It is not an accident that vendor lock-in ranks high among the concerns when considering Cloud Computing. If Cloud Computing is indeed economically inevitable, the only way that we can have a healthy system is with strong and widespread competition. And for that, we need to be able to choose, and then, some time later, we need to be free to choose again. That is why our choices for application development need to reduce vendor lock-in from the start.
Several Cloud Computing concerns have vendor lock-in as the underlining issue. If we’re locked-in to a supplier, we need to wonder if it will be around for a long time, so we have to worry about longevity or credibility. Government regulations and location of data and code execution is another common concern. Applications in the Cloud can run anywhere. If we can’t move to a different vendor, regulations from governments or changes in customer needs may prevent us from doing business. Being able to walk away from a vendor, either to another one or back to your own facilities, is an important exit strategy. All this shows that we need to be able to choose a vendor now, and then able to choose another vendor down the road. This is a fundamental prerequisite that will allow us to move into “the Cloud”

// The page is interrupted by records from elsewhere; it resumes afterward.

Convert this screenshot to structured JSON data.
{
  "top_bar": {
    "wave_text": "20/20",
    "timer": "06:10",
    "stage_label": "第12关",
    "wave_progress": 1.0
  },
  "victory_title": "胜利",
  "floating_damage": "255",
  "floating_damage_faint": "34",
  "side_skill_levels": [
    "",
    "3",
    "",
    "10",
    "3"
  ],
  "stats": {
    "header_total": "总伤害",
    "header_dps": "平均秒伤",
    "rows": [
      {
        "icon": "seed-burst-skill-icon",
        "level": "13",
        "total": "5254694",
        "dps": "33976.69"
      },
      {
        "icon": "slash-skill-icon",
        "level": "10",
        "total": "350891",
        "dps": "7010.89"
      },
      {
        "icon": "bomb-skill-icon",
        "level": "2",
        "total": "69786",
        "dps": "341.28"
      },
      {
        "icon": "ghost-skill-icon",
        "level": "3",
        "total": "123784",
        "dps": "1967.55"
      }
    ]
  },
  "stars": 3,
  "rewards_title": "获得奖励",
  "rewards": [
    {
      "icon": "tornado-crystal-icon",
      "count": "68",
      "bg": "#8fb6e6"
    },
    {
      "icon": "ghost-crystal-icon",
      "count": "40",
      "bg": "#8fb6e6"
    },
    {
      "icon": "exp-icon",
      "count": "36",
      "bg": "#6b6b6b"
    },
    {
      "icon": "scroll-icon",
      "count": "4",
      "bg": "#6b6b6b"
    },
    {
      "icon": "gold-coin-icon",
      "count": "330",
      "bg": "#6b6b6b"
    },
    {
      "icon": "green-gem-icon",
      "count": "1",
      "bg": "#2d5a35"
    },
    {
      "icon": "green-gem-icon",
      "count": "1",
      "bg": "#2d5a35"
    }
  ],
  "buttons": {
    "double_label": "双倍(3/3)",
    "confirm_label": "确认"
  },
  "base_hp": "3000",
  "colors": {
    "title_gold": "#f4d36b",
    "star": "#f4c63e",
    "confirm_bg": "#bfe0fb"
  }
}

Solving vendor lock-in is a major advantage for a technology. Java showed that when it arrived in the computer scene. Not surprising. Creating code and products is one of the most important assets that a company has these days. One of the major benefits that Java Technology brings is its platform and vendor independence. Java’s promise of “write once, run anywhere” was always about breaking vendor lock-in. From hardware platforms to databases. From virtual machines to application servers. From IDEs to frameworks. The Java ecosystem has always thrived on many choices. Neither the consolidation that happened among vendors nor the powers that Oracle acquired did diminish this benefit. In fact, what the last few years show is an increase in the options developers have when using Java.
And now we see this power of choice in action where the coffee meets the cloud. Java Technology is today considered a prime language in almost every cloud provider. Higher abstraction platforms like Java EE and Spring are the cornerstone of the majority of cloud vendors. Java’s portability is a reassuring ally in your cloud strategy.
On the other side, cloud vendors want to show they are a safe choice. To convince enterprises and startups to make the effort, and climb the beanstalk towards the cloud, vendors need good answers for those concerns. Making sure customers have an exit strategy and are not locked-in is a great way to make them come and stay. The safer choice the vendor wants to be, the more compatible and standards compliant it needs to prove itself. Java plays an important role here, and many vendors are using Java to show how easy it is to bring existing applications to the cloud.
Vendor and cloud independence is a worthy goal, pursued through many ways. Apache jClouds, Cargo, Open Shift Cartridges, Docker are just a few examples of open source projects that foster cloud independence. Providing ways to deploy Java applications to many vendors helps everyone. Cloud providers attract more developers. More competition creates a powerful, compatible and widespread ecosystem. The combination of Java, application servers and cloud independence tools may not be perfect. But they provide a level of freedom of choice that is workable in real world projects.
And this is where we get to Jelastic. Among the many cloud vendors, Jelastic has an interesting business model. Focused on standard Java and Java EE environments, the service allows applications to run unchanged. From internal infrastructure to a cloud environment is an easy migration. More interesting, Jelastic is a community of partners. Data centers across the globe provide the computing capabilities to run the platform as a service offering. You get a choice of different vendors, in several locations and regulated by different government and laws. But you also have the freedom to take your application back to your premises or even to other vendors that support Java.
The freedom to choose to leave is why you can confidently choose to stay. It reduces concerns and increases competition. This is the power of the Java ecosystem. The power of choice.